### Problem requirements
Select from the data all lines with the word "Subnet".

(Data records for software interfaces)
* * *

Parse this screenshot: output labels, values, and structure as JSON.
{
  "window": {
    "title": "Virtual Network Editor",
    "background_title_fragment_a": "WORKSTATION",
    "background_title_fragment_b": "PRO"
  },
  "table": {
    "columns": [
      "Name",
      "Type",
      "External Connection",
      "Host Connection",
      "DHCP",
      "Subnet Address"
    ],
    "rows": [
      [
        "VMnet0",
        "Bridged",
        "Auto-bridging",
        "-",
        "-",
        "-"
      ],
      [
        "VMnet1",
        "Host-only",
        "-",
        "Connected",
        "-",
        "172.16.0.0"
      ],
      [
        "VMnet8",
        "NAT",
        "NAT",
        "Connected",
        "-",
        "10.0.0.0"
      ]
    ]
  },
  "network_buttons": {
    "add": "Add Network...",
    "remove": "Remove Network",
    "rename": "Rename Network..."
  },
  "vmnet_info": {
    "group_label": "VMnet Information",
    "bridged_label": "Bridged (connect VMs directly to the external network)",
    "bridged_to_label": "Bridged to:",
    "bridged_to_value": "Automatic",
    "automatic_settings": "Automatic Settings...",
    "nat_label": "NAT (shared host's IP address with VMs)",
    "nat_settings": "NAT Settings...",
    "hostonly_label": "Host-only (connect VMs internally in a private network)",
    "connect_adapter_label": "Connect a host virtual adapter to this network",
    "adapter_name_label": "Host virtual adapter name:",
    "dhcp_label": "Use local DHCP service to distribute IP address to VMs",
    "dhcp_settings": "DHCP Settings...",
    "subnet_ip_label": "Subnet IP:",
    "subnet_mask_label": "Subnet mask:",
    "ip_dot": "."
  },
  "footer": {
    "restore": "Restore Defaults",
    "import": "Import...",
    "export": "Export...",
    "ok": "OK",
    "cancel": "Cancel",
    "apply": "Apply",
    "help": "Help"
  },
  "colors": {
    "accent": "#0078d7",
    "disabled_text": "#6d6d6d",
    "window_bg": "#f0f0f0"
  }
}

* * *

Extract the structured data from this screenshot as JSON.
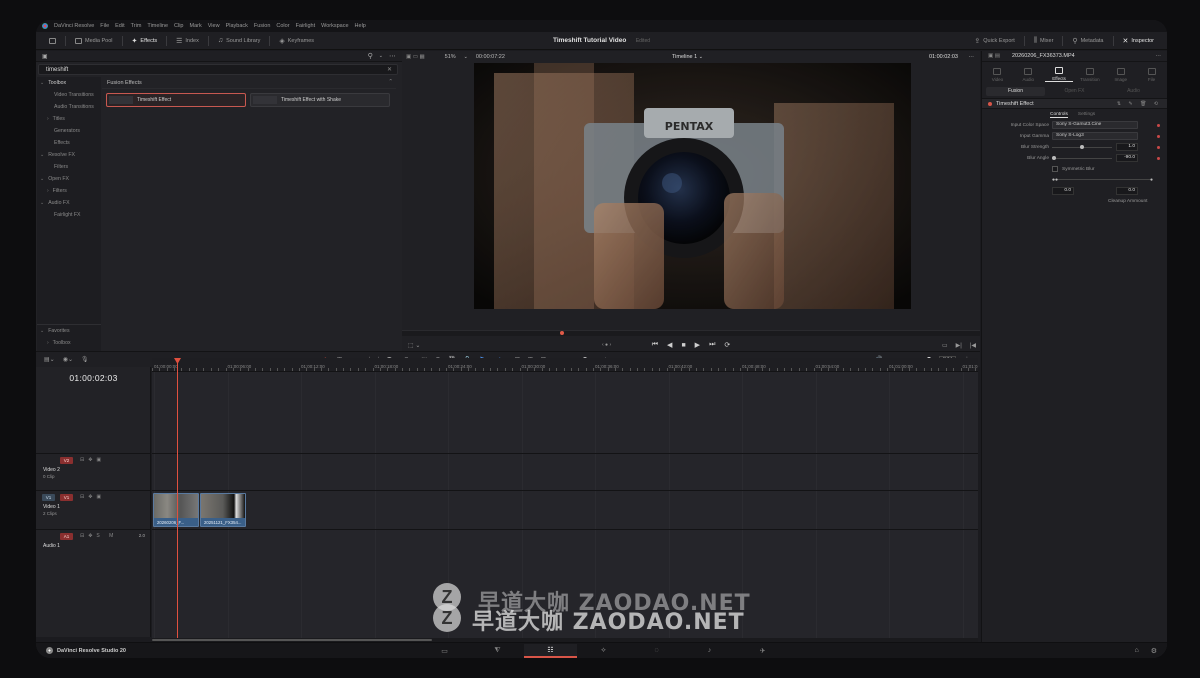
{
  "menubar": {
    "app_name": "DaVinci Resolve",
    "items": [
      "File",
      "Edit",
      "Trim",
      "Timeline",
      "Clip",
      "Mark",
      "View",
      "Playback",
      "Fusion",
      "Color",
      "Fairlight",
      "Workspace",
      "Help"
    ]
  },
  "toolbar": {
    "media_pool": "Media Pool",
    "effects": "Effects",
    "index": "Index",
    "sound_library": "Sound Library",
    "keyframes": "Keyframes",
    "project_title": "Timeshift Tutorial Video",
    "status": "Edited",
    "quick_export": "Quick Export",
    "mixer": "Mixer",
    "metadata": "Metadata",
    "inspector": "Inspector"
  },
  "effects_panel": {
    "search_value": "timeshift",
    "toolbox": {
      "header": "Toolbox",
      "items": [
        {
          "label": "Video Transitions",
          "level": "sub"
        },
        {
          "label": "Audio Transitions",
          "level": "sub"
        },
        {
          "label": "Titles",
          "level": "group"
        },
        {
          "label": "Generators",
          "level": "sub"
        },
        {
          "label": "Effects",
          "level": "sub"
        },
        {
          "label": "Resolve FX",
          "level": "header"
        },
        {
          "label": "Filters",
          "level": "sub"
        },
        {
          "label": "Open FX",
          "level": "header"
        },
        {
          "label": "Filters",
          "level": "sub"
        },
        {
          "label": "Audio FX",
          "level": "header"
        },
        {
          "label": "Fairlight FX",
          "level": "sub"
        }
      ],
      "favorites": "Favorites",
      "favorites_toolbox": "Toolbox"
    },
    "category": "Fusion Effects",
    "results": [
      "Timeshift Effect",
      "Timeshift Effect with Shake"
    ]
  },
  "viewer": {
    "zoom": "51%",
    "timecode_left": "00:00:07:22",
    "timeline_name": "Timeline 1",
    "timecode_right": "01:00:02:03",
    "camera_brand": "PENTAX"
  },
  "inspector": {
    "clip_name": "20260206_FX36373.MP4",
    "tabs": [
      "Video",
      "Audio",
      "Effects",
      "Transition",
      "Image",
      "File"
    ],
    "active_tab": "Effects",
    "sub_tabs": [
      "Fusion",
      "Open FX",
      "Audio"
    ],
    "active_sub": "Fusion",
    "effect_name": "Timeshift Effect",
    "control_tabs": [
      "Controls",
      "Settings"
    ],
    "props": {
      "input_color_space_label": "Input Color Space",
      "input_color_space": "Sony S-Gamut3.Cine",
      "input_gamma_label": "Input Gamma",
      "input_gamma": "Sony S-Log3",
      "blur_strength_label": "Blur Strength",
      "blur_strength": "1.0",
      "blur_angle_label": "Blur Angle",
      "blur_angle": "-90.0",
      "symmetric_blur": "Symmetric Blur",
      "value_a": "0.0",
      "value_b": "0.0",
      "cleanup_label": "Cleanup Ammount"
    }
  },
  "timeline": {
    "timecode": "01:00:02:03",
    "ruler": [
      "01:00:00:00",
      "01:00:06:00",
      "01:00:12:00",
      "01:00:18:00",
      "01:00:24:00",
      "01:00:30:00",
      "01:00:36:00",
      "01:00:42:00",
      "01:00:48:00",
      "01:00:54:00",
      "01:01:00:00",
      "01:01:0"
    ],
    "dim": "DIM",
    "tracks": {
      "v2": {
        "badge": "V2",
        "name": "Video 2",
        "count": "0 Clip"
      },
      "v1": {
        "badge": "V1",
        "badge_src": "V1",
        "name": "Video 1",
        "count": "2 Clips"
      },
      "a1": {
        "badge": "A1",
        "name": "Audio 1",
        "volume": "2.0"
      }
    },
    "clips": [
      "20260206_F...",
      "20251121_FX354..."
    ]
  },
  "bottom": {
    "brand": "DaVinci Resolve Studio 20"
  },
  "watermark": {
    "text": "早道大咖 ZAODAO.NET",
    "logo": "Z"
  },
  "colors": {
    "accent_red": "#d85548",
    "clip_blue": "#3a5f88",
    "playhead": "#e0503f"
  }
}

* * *

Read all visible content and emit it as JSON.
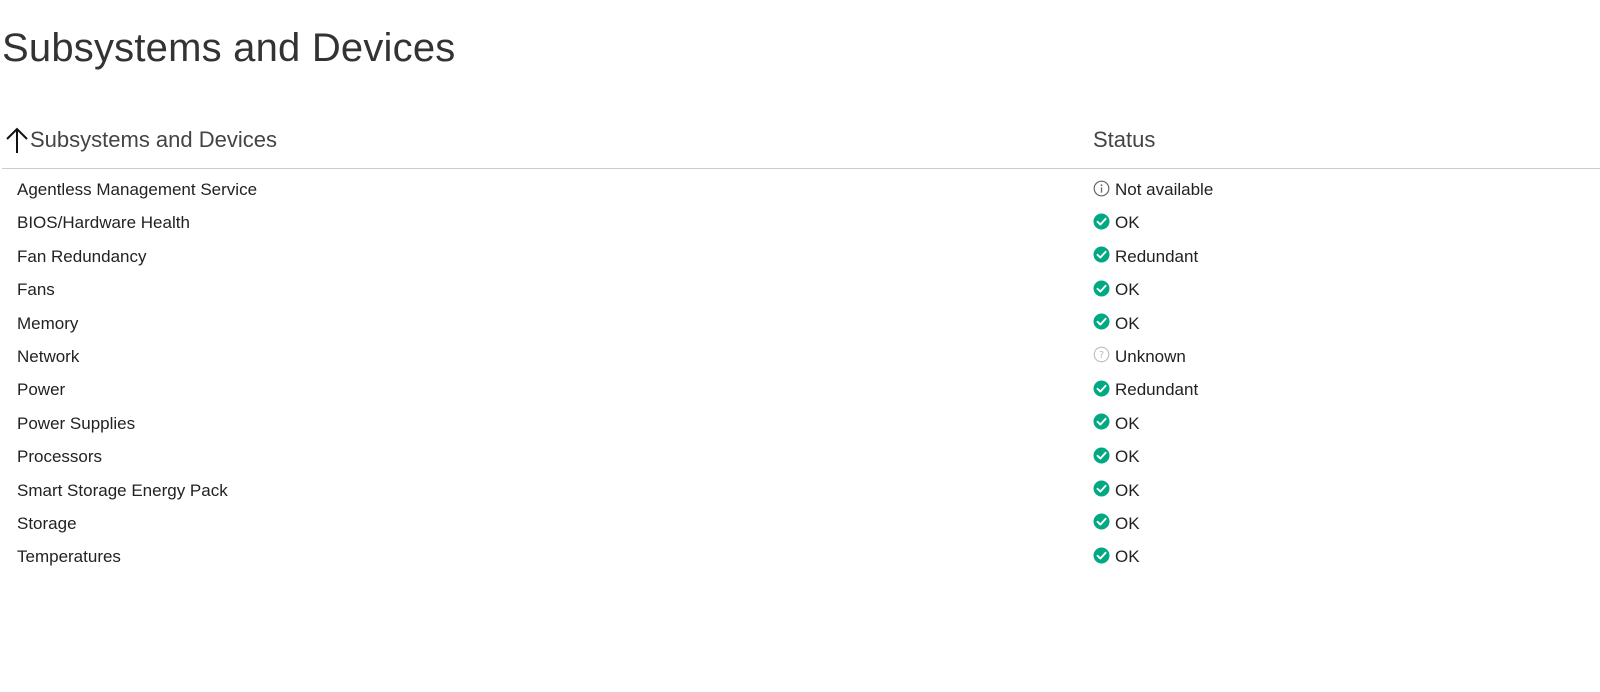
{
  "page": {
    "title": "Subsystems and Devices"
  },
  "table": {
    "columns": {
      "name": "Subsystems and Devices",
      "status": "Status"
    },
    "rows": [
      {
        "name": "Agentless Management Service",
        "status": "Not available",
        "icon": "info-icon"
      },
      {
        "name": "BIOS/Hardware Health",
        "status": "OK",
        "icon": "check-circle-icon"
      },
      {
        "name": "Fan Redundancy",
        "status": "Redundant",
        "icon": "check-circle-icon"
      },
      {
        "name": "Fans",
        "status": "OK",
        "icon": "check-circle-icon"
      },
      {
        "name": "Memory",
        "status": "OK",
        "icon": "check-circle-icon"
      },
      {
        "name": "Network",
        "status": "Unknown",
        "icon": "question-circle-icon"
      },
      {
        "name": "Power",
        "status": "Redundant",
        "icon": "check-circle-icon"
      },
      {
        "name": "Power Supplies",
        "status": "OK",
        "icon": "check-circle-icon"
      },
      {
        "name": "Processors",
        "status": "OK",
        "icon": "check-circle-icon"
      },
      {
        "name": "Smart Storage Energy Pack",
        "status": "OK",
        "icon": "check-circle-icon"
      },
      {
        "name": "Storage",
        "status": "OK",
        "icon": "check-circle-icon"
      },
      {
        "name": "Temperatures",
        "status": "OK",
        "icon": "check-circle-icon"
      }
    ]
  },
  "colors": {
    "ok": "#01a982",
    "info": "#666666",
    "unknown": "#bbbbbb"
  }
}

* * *

### Task output
      "Subnet Address"
    "subnet_ip_label": "Subnet IP:",
    "subnet_mask_label": "Subnet mask:",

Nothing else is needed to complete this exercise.